On Sunday, May 16th, the first-ever Quaker service was held on Mfangano Island. Bware’s Superintendent, Albert Njeria, preached on the subject, “Human Dissatisfaction” then he officially commissioned the leaders who had been nominated on Saturday. This new church will be under the care of Bware Yearly Meeting. It was so simple and fast that in just two days, we had planted the church. And it all began with our first visit to the mountain on Friday after we had arrived on the island. After the Sunday worship, they prepared a meal we all shared as we fellowshipped together. Later in the afternoon, we visited Phil Ochieng’s friend who stays in Dubai, but his family lives on the island. His friend asked Ochieng when they reached the island if we would visit his family and pray for their sickly child. On visiting Ochieng’s family friend and sharing who we are and why we were on the island, they asked if they could join the Quaker church and even open another church near where they are. They were delighted to associate with the church and promised to get more people on the island to join the Quaker church. If we had stayed for a week, we would have drawn many islanders to join the Quaker church.

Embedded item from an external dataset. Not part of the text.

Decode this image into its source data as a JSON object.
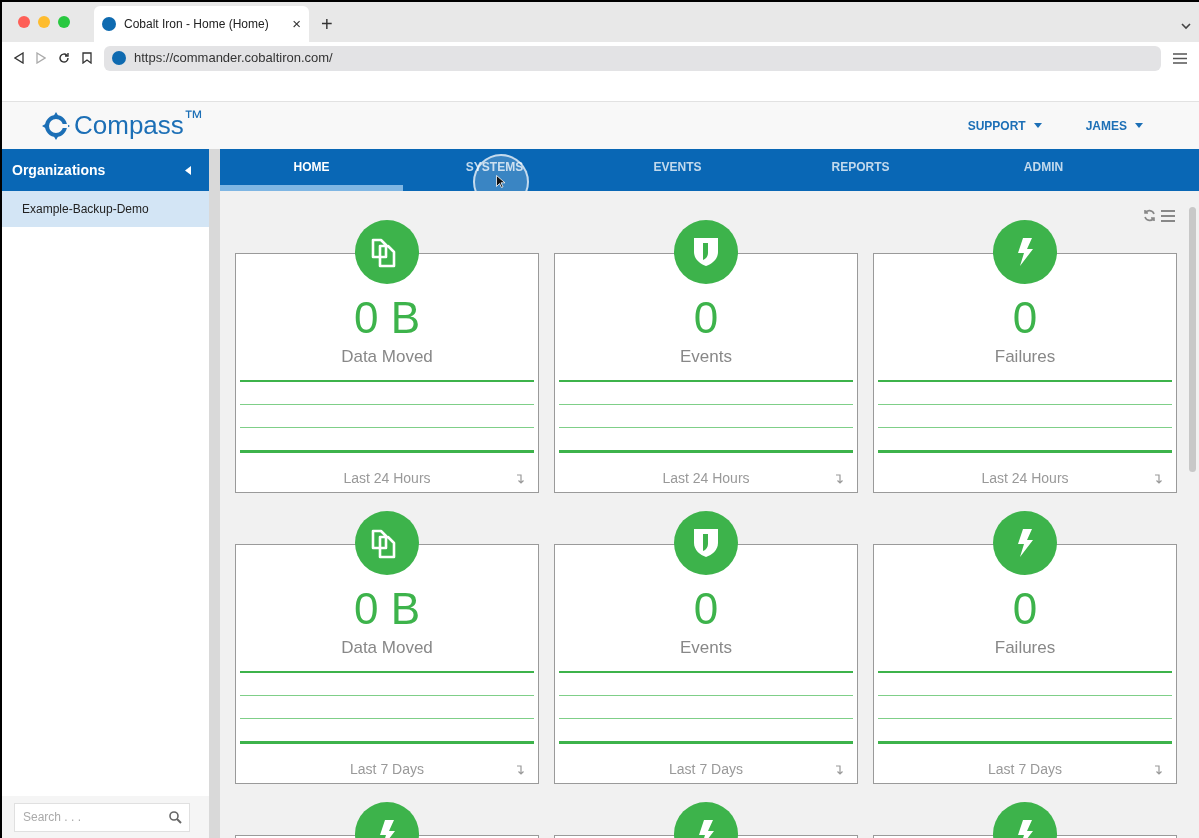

We left the island on the morning of Monday, May 17th. We were at the port by 6:00 AM to catch the ferry that leaves at 7:00. We were treated to meeting fishermen arriving from their night vigil fishing with their catch. As they arrived that early morning, many women waited to get fish from them for sale and use with their children. It has drawn me to explore the lives of fishermen further when Jesus took Peter and his brothers from fishing to ministering to people. How can we minister to these fishermen today? What about the women vendors who come for fish from the fishermen and exchange them for sexual activities; hence the spread of HIV? What ministry can the Quaker church develop for the fishermen and women vendors to reduce the spread of HIV? As we stood there waiting for the time to board the ferry, I kept on pondering over the above questions as I saw a great opportunity here.
At 6:30 AM, we boarded the ferry, and again I was asked to drive the truck in reverse over the stones. The adventure of driving on stones started as I was directed from the rear. I managed to load the truck but with hardship. We sailed safely from Mfangano Island to Mbita mainland smoothly on the deep waters of Lake Victoria. While we were in the middle of the lake, the ferry engine stopped for five minutes. I thought we had hit a rock, but later, the engine started up again and we sailed on to the mainland. It reminded me of the story of Paul in Acts 27:27-28:5 about the shipwreck. Our Quaker mission on the Mfangano Island had some similarities to Paul’s journeys through the sea. What an experience in ministry with the islanders.